No spot of ground
That looked like Eldorado.

For every sound that floats
From the rust within their throats
Is a groan.

forums
And the people — ah, the people —
All alone,
And who, tolling, tolling, tolling,
In that muffled monotone,
Feel a glory in so rolling
By a crowd that seize it not,
Through a circle that ever returneth in
To the self-same spot,
A play of hopes and fears,
It shall not be forgot!
That the play is the tragedy, “Man,”

suchzergmuchpower

And round about his home the glory
That blushed and bloomed,
Is but a dim-remembered story
Of the old time entombed.

And, as his strength
Failed him at length,
He met a pilgrim shadow —
“Shadow,” said he,
“Where can it be —
This land of Eldorado?”

anya

Ah, distinctly I remember it was in the bleak December,
From childhood’s hour I have not been
As others were — I have not seen
As others saw
That motley drama- oh, be sure
In spring of youth it was my lot
To haunt of the wide world a spot
The which I could not love the less-

fountain

‘Twas noontide of summer,
And mid-time of night;
And stars, in their orbits,
Shone pale, thro’ the light

grove

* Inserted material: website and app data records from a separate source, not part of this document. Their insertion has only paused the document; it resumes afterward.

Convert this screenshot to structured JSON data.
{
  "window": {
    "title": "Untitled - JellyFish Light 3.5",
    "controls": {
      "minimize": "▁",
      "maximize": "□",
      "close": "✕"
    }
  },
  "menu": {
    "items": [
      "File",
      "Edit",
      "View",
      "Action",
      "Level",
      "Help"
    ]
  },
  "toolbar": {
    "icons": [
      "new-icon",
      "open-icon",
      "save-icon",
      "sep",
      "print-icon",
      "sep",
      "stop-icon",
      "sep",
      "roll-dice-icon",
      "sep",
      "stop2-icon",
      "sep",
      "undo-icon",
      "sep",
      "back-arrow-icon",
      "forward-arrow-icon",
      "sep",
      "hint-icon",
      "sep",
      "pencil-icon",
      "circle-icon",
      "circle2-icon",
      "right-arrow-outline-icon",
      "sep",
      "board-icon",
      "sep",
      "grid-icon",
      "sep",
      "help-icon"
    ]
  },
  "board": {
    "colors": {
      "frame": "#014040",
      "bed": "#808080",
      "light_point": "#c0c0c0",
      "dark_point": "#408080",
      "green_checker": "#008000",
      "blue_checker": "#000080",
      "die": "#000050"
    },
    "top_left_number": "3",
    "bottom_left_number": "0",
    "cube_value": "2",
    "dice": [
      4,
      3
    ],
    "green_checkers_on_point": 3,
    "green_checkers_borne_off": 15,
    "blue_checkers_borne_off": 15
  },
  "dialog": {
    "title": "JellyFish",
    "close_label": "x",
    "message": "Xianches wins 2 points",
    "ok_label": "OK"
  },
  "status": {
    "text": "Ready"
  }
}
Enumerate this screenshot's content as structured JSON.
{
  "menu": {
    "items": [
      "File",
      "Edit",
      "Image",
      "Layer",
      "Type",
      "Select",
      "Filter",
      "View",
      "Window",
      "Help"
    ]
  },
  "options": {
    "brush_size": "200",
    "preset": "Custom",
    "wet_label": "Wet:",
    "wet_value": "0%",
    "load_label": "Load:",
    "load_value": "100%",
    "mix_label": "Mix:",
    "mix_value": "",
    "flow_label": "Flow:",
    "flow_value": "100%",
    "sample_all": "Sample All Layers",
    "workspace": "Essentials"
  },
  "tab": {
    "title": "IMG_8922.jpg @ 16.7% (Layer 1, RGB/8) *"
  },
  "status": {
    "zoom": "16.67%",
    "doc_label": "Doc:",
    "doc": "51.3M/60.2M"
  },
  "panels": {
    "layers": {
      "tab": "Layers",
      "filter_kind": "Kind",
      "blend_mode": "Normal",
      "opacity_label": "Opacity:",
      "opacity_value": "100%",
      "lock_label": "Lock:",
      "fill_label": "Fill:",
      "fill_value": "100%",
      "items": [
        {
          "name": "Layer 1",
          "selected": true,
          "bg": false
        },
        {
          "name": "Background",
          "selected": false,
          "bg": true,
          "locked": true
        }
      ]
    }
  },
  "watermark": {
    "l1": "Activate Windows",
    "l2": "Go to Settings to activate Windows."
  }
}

It was many and many a year ago,
In a kingdom by the sea,
So lovely was the loneliness
Of a wild lake, with black rock bound,
And the tall pines that towered around.

wildlake

At midnight, in the month of June,
I stand beneath the mystic moon.
And the mystic wind went by
Murmuring in melody-

moon

For the heart whose woes are legion
‘Tis a peaceful, soothing region —
For the spirit that walks in shadow
‘Tis — oh ’tis an Eldorado!

bamboo

cento is a poem made up of lines from poems from other poets.

Long time readers may be familiar with my complete and utter adoration of Edgar Allan Poe, though I leave the precise poems from which I have “borrowed” the lines an exercise for the reader.

I use GW2 out of convenience, since it’s the MMO I’m currently playing and most readily accessible to me, though I believe the poem is relevant to MMOs in general.

In no way should you assume anything about where I am on the MMO burnout cycle with regards to GW2 from this poem…

…though I will say that I -was- bored with the lack of change and Living Story, going through the motions seemingly out of habit, still a little turned off by the megaserver’s effect on the community I was used to…

…and that watching the Chinese “Fear Not This Night” music video that they’re releasing in preparation for the launch in China (the first video embedded above) and going pretty screenshot hunting suddenly reminded me of some of the things I truly love about this game.

This poem was also brought to you by the letters S Y L via the poetry slam sponsored by the Newbie Blogger Initiative 2014.

(Which I hope to talk about more later this month, but just haven’t had the time to get my act together yet. Long story short: Wanna blog? Blog! Now is good!)

It’s stretching the theme of magic by a considerable amount, but well, it’s what wanted to be written.